the way that we're going to name these is first we say it's bicyclo and then

we're gonna we're gonna just it's kind of like the Spiro we're gonna we're

gonna give the numbers of carbons associated with each ring and so we're

gonna go from biggest to smallest so over here we have one two three so

that's your three one two three and then over here we have two and so that's the

two and then right there we've got one so there's your one and total there are

eight carbons remember we had cyclo heptane and then we added one more so

that's eight that's octane so this is bicyclo three two one octane now let's do

something kind of cool because this looks confusing what if we clean it up

and do that okay so that gives you a little bit of a better sense of what

this molecule actually looks like we can see how you can there's a five membered

ring over here this is a six membered ring this is a seven right if you can

just kind of see the different rings in this pseudo three-dimensional way

let's do nine why not okay and then

let's do let's go like that so what do you think this is gonna be it's gonna be

by cyclo and then how are we going to number this remember we've got the most

first so one two three four we need the four and then we've got three and then

we've got two so we need four three two and then we refer to the total number so

that's an indicator so because we started with nine we added

two more for total 11 that's an undecane and we have four three two

and one more time let's just make this look the way it should look and that's

what that looks like so that's it I just wanted to show you some fun ways to

explore nomenclature rules for these trickier polycyclic compounds obviously

we could do this all day there are many more types of molecules we could look at

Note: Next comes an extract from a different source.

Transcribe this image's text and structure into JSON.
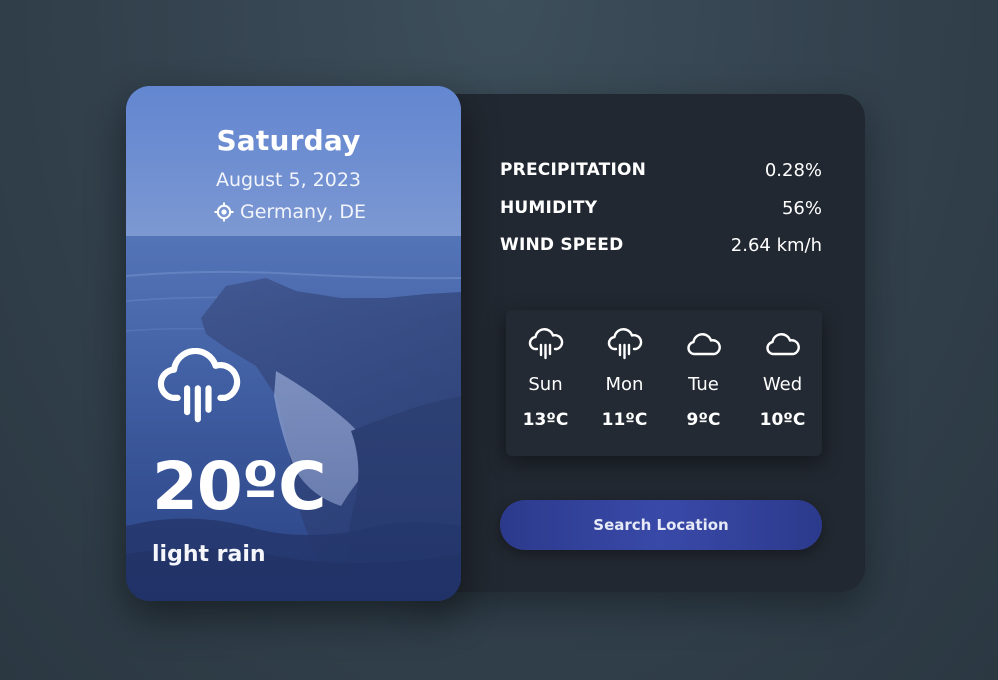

but that's what I want to go over for now those are some common ones with

naphthalene anthracene and the Spiro compounds and the by cyclo compounds so

I'll see you next time